Closed-Form Solution for Viscoelastic Creep

In any solid body subjected to external loading or displacement, the resulting stress and strain must simultaneously satisfy three basic equations: the equilib­rium equations, the kinematic equations, and the constitutive equations. Visco­elastic stress analysis problems are more difficult to solve than elasticity problems because time dependency requires the solution of the differential equations of the constitutive law. If the boundary conditions and the tempera­ture remain invariable, the time variable in the equations can be removed by transforming the equation into the Laplace transform domain as shown earlier.

In this section, the elastic solution shown in Eq 1 is used to determine the deflection of the thick plate. As shown below, for constant Poisson’s ratio, Eq 1 is transformed to the equivalent elastic solution with the Laplace domain variable s

TABLE 4—Shear and bulk relaxation modulus Prony series parameters at 5 °C used for modeling.

Instantaneous modulus, MPa

N

Gi, MPa

Ki, MPa

t – s

79.81

1

1.605

4.757

10

2

42.09

39.92

44.62

3

29.21

82.91

200.60

4

6.598

20.54

26874.5

To make the conversion back from the Laplace domain to the time domain, Maple software (Maplesoft, Adept Scientific Nordic, DK-2600 Glostrup, Produk- tionsvej 26, Sweden) is used. The shear relaxation modulus, the corresponding relaxation times and the Poisson’s ratio are used and converted into the creep equation, Eq 16. The parameters of Eq 16 are shown in Table 5. The vertical deflection of the thick plate is calculated based on the analytic Eq 17

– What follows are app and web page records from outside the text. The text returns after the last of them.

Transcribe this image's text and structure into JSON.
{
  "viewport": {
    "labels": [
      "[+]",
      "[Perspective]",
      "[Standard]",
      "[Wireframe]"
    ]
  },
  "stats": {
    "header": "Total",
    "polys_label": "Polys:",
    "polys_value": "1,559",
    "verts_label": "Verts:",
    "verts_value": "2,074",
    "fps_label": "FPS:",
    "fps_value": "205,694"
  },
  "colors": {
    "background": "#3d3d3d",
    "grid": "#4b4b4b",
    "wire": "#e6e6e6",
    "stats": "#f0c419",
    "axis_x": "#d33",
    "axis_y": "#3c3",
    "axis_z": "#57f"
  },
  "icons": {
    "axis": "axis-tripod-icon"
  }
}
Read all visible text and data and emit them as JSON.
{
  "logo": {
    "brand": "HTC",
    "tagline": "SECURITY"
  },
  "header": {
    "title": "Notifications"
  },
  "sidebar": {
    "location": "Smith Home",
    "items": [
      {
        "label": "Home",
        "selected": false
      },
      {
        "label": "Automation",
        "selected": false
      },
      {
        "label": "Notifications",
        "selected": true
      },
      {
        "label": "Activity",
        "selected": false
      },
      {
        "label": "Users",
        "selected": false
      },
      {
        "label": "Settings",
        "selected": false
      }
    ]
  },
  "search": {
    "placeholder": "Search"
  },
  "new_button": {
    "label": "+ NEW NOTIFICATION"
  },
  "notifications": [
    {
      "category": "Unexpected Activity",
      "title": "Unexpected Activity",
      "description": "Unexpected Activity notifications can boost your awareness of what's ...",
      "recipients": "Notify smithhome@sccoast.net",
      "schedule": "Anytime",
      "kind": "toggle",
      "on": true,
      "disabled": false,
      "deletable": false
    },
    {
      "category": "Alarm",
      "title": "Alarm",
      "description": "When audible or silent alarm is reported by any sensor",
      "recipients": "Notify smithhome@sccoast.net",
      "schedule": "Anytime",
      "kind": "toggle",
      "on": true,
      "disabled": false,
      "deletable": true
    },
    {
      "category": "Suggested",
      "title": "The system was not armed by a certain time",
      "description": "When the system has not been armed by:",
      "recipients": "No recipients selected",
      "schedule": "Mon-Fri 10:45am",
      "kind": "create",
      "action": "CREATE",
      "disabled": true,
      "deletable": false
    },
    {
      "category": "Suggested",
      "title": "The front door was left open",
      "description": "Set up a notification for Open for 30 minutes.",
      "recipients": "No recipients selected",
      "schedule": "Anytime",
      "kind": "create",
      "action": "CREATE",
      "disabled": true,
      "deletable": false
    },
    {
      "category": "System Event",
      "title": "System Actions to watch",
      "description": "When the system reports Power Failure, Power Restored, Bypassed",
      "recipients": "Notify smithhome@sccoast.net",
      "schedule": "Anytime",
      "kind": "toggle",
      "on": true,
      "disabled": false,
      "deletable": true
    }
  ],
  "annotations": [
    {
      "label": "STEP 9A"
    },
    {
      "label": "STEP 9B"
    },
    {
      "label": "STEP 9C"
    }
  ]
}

N

■ ^ t

D(t)=D0 +Y, A(1 _ e_Q (16)

i=1

where w0 is vertical deflection of the thick plate (mm).